Sharing uses one or more of the specified security modes. The mode in the sec=mode option must be a node name supported on the client. If the sec= option is not specified, the default security mode used is AUTH_SYS. Multiple sec= options can be specified on the command line, although each mode can appear only once.
Each sec= option specifies modes that apply to any subsequent window=, rw, ro, rw=, ro= and root= options that are provided before another sec=option. Each additional sec= resets the security mode context, so that more window=, rw, ro, rw=, ro= and root= options can be supplied for additional modes.
The NFSv4 server constructs a shared file system name space which is identical to the real file system name space on the server, including directories which are not actually shared, if they lead to shared directories. The constructed parts of the name space are known as the pseudo-fs. The pseudo-fs is always read-only.
As with NFSv3, the security mode of the shared directory is controlled using the sec=mode option of share_nfs(1M). However, the security mode of pseudo-fs objects is the union of the various security modes of the shared directories below.
When an NFSv4 client performs a mount, the client traverses the server's name space, from the root, down to the directory being mounted. Using the features of the NFSv4 protocol, the client may negotiate the security flavor of the directories as it proceeds down. If no sec=mode option is given to mount_nfs or an automounter map entry, then the client will do full negotiation for each directory down to the mount point, changing security flavors as needed. If sec=mode option is given, the client is constrained to use the requested security mode for all operations.
例 1 Sharing /var with Kerberos Authentication and Integrity Protection
The following example shares /var with Kerberos authentication and integrity protection:
share -F nfs -o sec=krb5i /var
例 2 Sharing /var with Kerberos Authentication and Privacy Protection
The following example shares/var with Kerberos authentication and privacy protection:
share -F nfs -o sec=krb5p /var
例 3 Sharing /var with Kerberos Authentication and Optionally Falling Back to AUTH_SYS Authentication
The following example shares /var with Kerberos authentication and optionally falls back to AUTH_SYS authentication:
share -F nfs -o sec=krb5:sys /var
例 4 Sharing /var with Kerberos Authentication Allowing read/write Operations for Kerberos Authenticated Users and Optionally Falling Back to AUTH_SYS Authentication Allowing only Read Operations
The following example shares /var with Kerberos authentication allowing read/write operations for Kerberos authenticated users and optionally falls back to AUTH_SYS authentication allowing only read operations:
share -F nfs -o sec=krb5,rw,sec=sys,ro /var
NFS security service configuration file
See attributes(5) for descriptions of the following attributes:
RFC 2695: Authentication Mechanisms for ONC RPC
/etc/nfssec.conf lists the NFS security services.
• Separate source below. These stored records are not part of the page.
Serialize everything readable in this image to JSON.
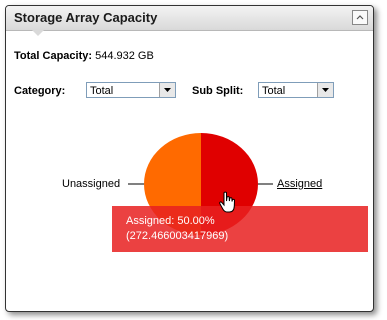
{
  "panel": {
    "title": "Storage Array Capacity",
    "total_label": "Total Capacity:",
    "total_value": "544.932 GB"
  },
  "filters": {
    "category_label": "Category:",
    "category_value": "Total",
    "subsplit_label": "Sub Split:",
    "subsplit_value": "Total"
  },
  "chart_data": {
    "type": "pie",
    "slices": [
      {
        "label": "Unassigned",
        "value": 272.466,
        "color": "#ff6a00"
      },
      {
        "label": "Assigned",
        "value": 272.466003417969,
        "color": "#e00000"
      }
    ]
  },
  "tooltip": {
    "line1": "Assigned: 50.00%",
    "line2": "(272.466003417969)"
  },
  "icons": {
    "collapse": "chevron-up-icon",
    "cursor": "hand-pointer-icon"
  }
}
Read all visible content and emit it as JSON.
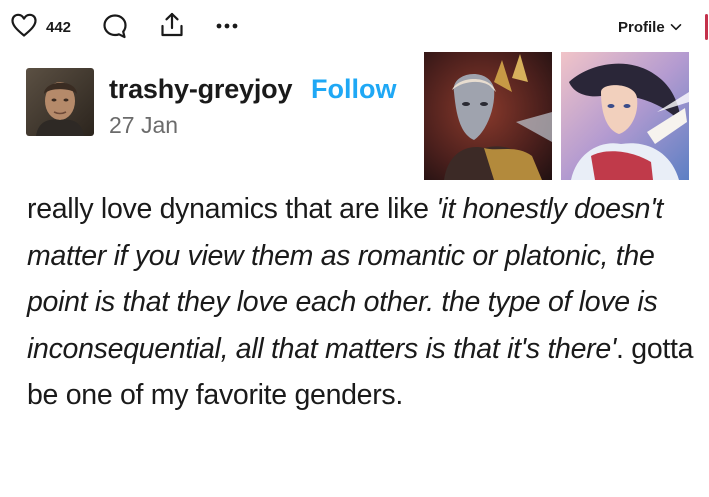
{
  "actions": {
    "like_count": "442",
    "profile_label": "Profile"
  },
  "post": {
    "blog_name": "trashy-greyjoy",
    "follow_label": "Follow",
    "date": "27 Jan",
    "text_lead": "really love dynamics that are like ",
    "text_quote": "'it honestly doesn't matter if you view them as romantic or platonic, the point is that they love each other. the type of love is inconsequential, all that matters is that it's there'",
    "text_tail": ". gotta be one of my favorite genders."
  },
  "colors": {
    "follow": "#1fa8f5",
    "date": "#6b6b6b",
    "text": "#1a1a1a"
  },
  "icons": [
    "heart-icon",
    "reply-icon",
    "share-icon",
    "more-icon",
    "chevron-down-icon"
  ]
}
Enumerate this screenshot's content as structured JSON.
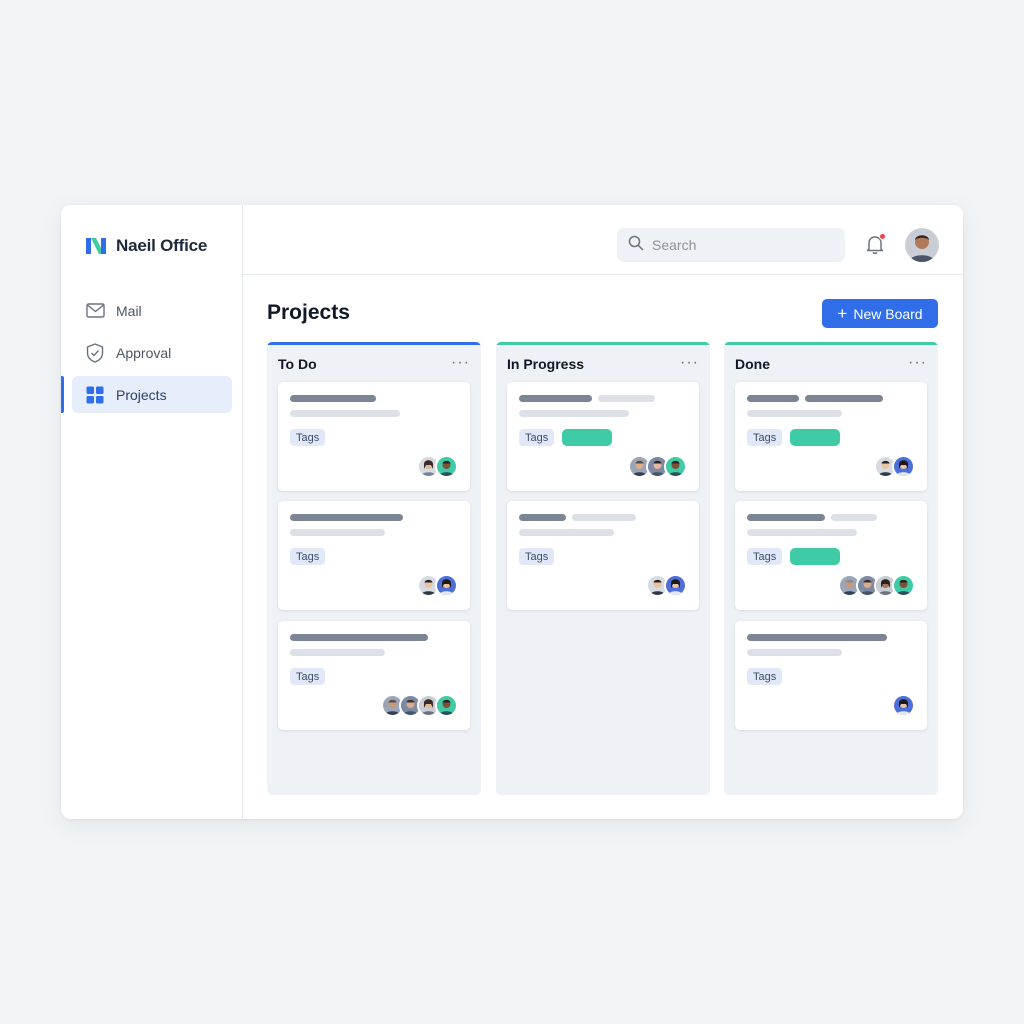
{
  "app": {
    "name": "Naeil Office"
  },
  "sidebar": {
    "items": [
      {
        "label": "Mail",
        "icon": "mail-icon",
        "active": false
      },
      {
        "label": "Approval",
        "icon": "shield-check-icon",
        "active": false
      },
      {
        "label": "Projects",
        "icon": "grid-icon",
        "active": true
      }
    ]
  },
  "header": {
    "search_placeholder": "Search",
    "has_notification": true
  },
  "main": {
    "title": "Projects",
    "new_board_label": "New Board",
    "new_board_icon": "plus-icon"
  },
  "colors": {
    "accent": "#2f6ee8",
    "done_green": "#3ecba6",
    "notification": "#ef4444"
  },
  "columns": [
    {
      "title": "To Do",
      "accent": "#2f6ee8",
      "menu": "···",
      "cards": [
        {
          "tag": "Tags",
          "has_status_pill": false,
          "avatar_count": 2
        },
        {
          "tag": "Tags",
          "has_status_pill": false,
          "avatar_count": 2
        },
        {
          "tag": "Tags",
          "has_status_pill": false,
          "avatar_count": 4
        }
      ]
    },
    {
      "title": "In Progress",
      "accent": "#3ecba6",
      "menu": "···",
      "cards": [
        {
          "tag": "Tags",
          "has_status_pill": true,
          "avatar_count": 3
        },
        {
          "tag": "Tags",
          "has_status_pill": false,
          "avatar_count": 2
        }
      ]
    },
    {
      "title": "Done",
      "accent": "#3ecba6",
      "menu": "···",
      "cards": [
        {
          "tag": "Tags",
          "has_status_pill": true,
          "avatar_count": 2
        },
        {
          "tag": "Tags",
          "has_status_pill": true,
          "avatar_count": 4
        },
        {
          "tag": "Tags",
          "has_status_pill": false,
          "avatar_count": 1
        }
      ]
    }
  ]
}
Do not edit this file. It is not intended to be user-configurable. See kclient(1M).